Element data from apps and pages:
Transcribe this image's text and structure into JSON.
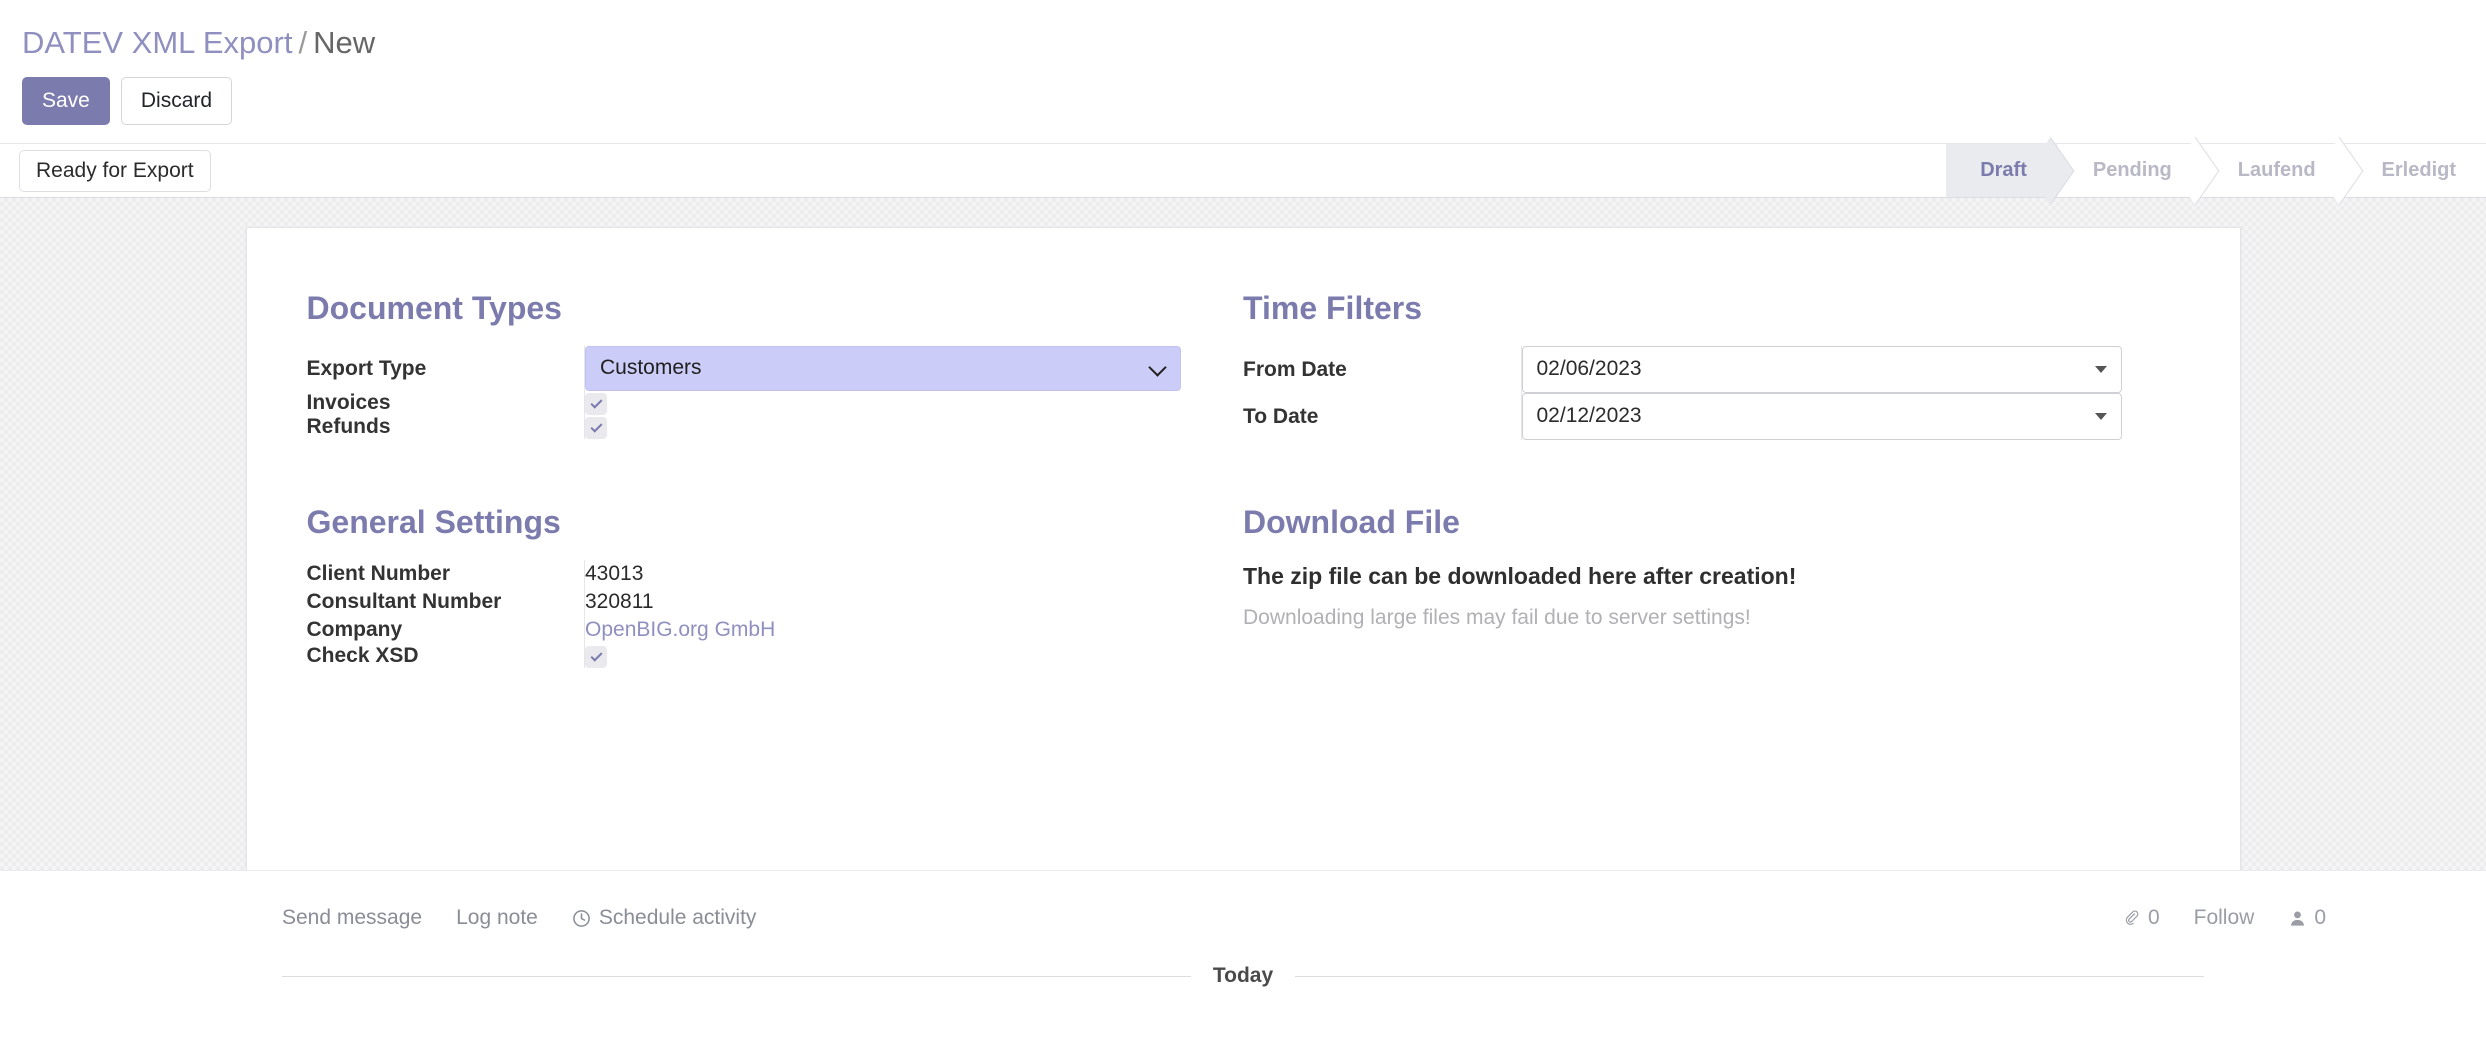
{
  "breadcrumb": {
    "root": "DATEV XML Export",
    "separator": "/",
    "current": "New"
  },
  "control_panel": {
    "save_label": "Save",
    "discard_label": "Discard"
  },
  "statusbar": {
    "stat_button_label": "Ready for Export",
    "steps": [
      {
        "label": "Draft",
        "active": true
      },
      {
        "label": "Pending",
        "active": false
      },
      {
        "label": "Laufend",
        "active": false
      },
      {
        "label": "Erledigt",
        "active": false
      }
    ]
  },
  "form": {
    "document_types": {
      "title": "Document Types",
      "export_type_label": "Export Type",
      "export_type_value": "Customers",
      "invoices_label": "Invoices",
      "invoices_checked": true,
      "refunds_label": "Refunds",
      "refunds_checked": true
    },
    "time_filters": {
      "title": "Time Filters",
      "from_date_label": "From Date",
      "from_date_value": "02/06/2023",
      "to_date_label": "To Date",
      "to_date_value": "02/12/2023"
    },
    "general_settings": {
      "title": "General Settings",
      "client_number_label": "Client Number",
      "client_number_value": "43013",
      "consultant_number_label": "Consultant Number",
      "consultant_number_value": "320811",
      "company_label": "Company",
      "company_value": "OpenBIG.org GmbH",
      "check_xsd_label": "Check XSD",
      "check_xsd_checked": true
    },
    "download_file": {
      "title": "Download File",
      "headline": "The zip file can be downloaded here after creation!",
      "subtext": "Downloading large files may fail due to server settings!"
    }
  },
  "chatter": {
    "send_message_label": "Send message",
    "log_note_label": "Log note",
    "schedule_activity_label": "Schedule activity",
    "attachment_count": "0",
    "follow_label": "Follow",
    "follower_count": "0",
    "today_label": "Today"
  },
  "colors": {
    "accent_purple": "#7c7bad",
    "link_purple": "#8f8fc0",
    "select_bg": "#ccccf9",
    "muted_gray": "#b8b8c6"
  }
}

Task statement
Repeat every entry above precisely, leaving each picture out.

Answer space
Transcribe this image's text and structure into JSON.
{
  "breadcrumb": {
    "root": "DATEV XML Export",
    "separator": "/",
    "current": "New"
  },
  "control_panel": {
    "save_label": "Save",
    "discard_label": "Discard"
  },
  "statusbar": {
    "stat_button_label": "Ready for Export",
    "steps": [
      {
        "label": "Draft",
        "active": true
      },
      {
        "label": "Pending",
        "active": false
      },
      {
        "label": "Laufend",
        "active": false
      },
      {
        "label": "Erledigt",
        "active": false
      }
    ]
  },
  "form": {
    "document_types": {
      "title": "Document Types",
      "export_type_label": "Export Type",
      "export_type_value": "Customers",
      "invoices_label": "Invoices",
      "invoices_checked": true,
      "refunds_label": "Refunds",
      "refunds_checked": true
    },
    "time_filters": {
      "title": "Time Filters",
      "from_date_label": "From Date",
      "from_date_value": "02/06/2023",
      "to_date_label": "To Date",
      "to_date_value": "02/12/2023"
    },
    "general_settings": {
      "title": "General Settings",
      "client_number_label": "Client Number",
      "client_number_value": "43013",
      "consultant_number_label": "Consultant Number",
      "consultant_number_value": "320811",
      "company_label": "Company",
      "company_value": "OpenBIG.org GmbH",
      "check_xsd_label": "Check XSD",
      "check_xsd_checked": true
    },
    "download_file": {
      "title": "Download File",
      "headline": "The zip file can be downloaded here after creation!",
      "subtext": "Downloading large files may fail due to server settings!"
    }
  },
  "chatter": {
    "send_message_label": "Send message",
    "log_note_label": "Log note",
    "schedule_activity_label": "Schedule activity",
    "attachment_count": "0",
    "follow_label": "Follow",
    "follower_count": "0",
    "today_label": "Today"
  },
  "colors": {
    "accent_purple": "#7c7bad",
    "link_purple": "#8f8fc0",
    "select_bg": "#ccccf9",
    "muted_gray": "#b8b8c6"
  }
}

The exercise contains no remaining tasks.